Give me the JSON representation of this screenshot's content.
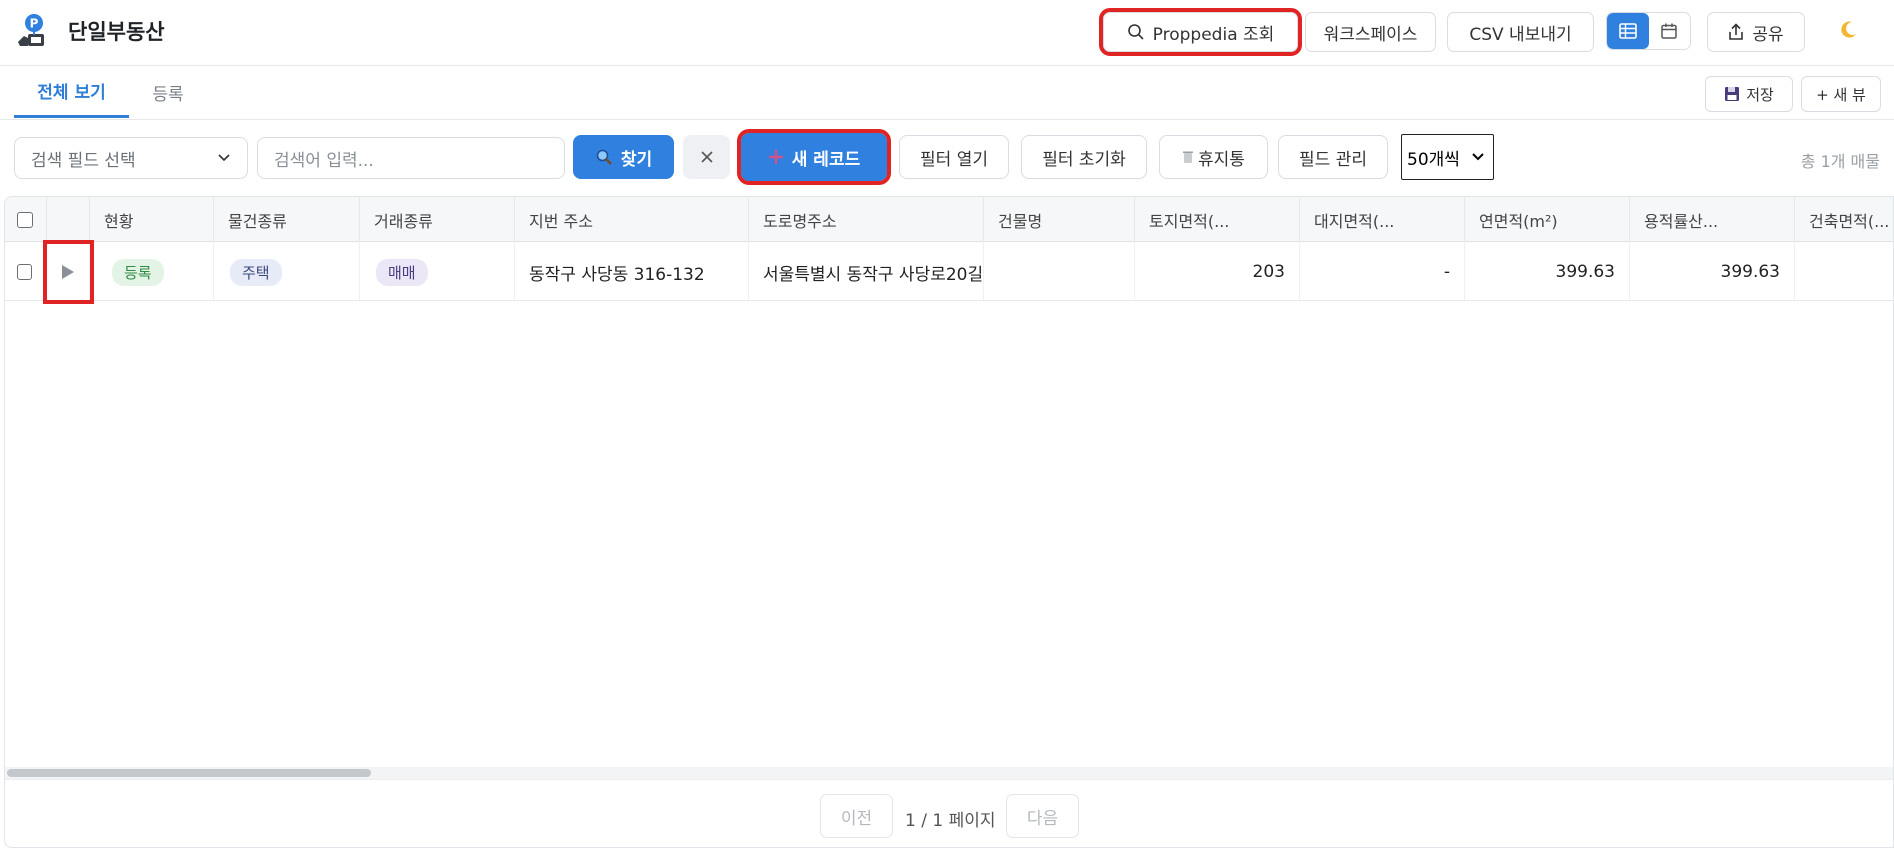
{
  "header": {
    "app_title": "단일부동산",
    "proppedia_label": "Proppedia 조회",
    "workspace_label": "워크스페이스",
    "csv_label": "CSV 내보내기",
    "share_label": "공유",
    "colors": {
      "accent": "#2f80df",
      "highlight": "#e02424"
    }
  },
  "tabs": {
    "items": [
      {
        "label": "전체 보기"
      },
      {
        "label": "등록"
      }
    ],
    "save_label": "저장",
    "new_view_label": "+ 새 뷰"
  },
  "toolbar": {
    "field_select_placeholder": "검색 필드 선택",
    "search_placeholder": "검색어 입력...",
    "find_label": "찾기",
    "new_record_label": "새 레코드",
    "open_filter_label": "필터 열기",
    "reset_filter_label": "필터 초기화",
    "trash_label": "휴지통",
    "manage_fields_label": "필드 관리",
    "page_size": "50개씩",
    "total_label": "총 1개 매물"
  },
  "table": {
    "columns": [
      "현황",
      "물건종류",
      "거래종류",
      "지번 주소",
      "도로명주소",
      "건물명",
      "토지면적(...",
      "대지면적(...",
      "연면적(m²)",
      "용적률산...",
      "건축면적(..."
    ],
    "rows": [
      {
        "status": "등록",
        "property_type": "주택",
        "deal_type": "매매",
        "lot_address": "동작구 사당동 316-132",
        "road_address": "서울특별시 동작구 사당로20길",
        "building_name": "",
        "land_area": "203",
        "site_area": "-",
        "total_floor_area": "399.63",
        "far_area": "399.63",
        "building_area": ""
      }
    ]
  },
  "pagination": {
    "prev_label": "이전",
    "page_info": "1 / 1 페이지",
    "next_label": "다음"
  }
}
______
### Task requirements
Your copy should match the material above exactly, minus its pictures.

### Exercise solution
Give me the JSON representation of this screenshot's content.
{
  "header": {
    "app_title": "단일부동산",
    "proppedia_label": "Proppedia 조회",
    "workspace_label": "워크스페이스",
    "csv_label": "CSV 내보내기",
    "share_label": "공유",
    "colors": {
      "accent": "#2f80df",
      "highlight": "#e02424"
    }
  },
  "tabs": {
    "items": [
      {
        "label": "전체 보기"
      },
      {
        "label": "등록"
      }
    ],
    "save_label": "저장",
    "new_view_label": "+ 새 뷰"
  },
  "toolbar": {
    "field_select_placeholder": "검색 필드 선택",
    "search_placeholder": "검색어 입력...",
    "find_label": "찾기",
    "new_record_label": "새 레코드",
    "open_filter_label": "필터 열기",
    "reset_filter_label": "필터 초기화",
    "trash_label": "휴지통",
    "manage_fields_label": "필드 관리",
    "page_size": "50개씩",
    "total_label": "총 1개 매물"
  },
  "table": {
    "columns": [
      "현황",
      "물건종류",
      "거래종류",
      "지번 주소",
      "도로명주소",
      "건물명",
      "토지면적(...",
      "대지면적(...",
      "연면적(m²)",
      "용적률산...",
      "건축면적(..."
    ],
    "rows": [
      {
        "status": "등록",
        "property_type": "주택",
        "deal_type": "매매",
        "lot_address": "동작구 사당동 316-132",
        "road_address": "서울특별시 동작구 사당로20길",
        "building_name": "",
        "land_area": "203",
        "site_area": "-",
        "total_floor_area": "399.63",
        "far_area": "399.63",
        "building_area": ""
      }
    ]
  },
  "pagination": {
    "prev_label": "이전",
    "page_info": "1 / 1 페이지",
    "next_label": "다음"
  }
}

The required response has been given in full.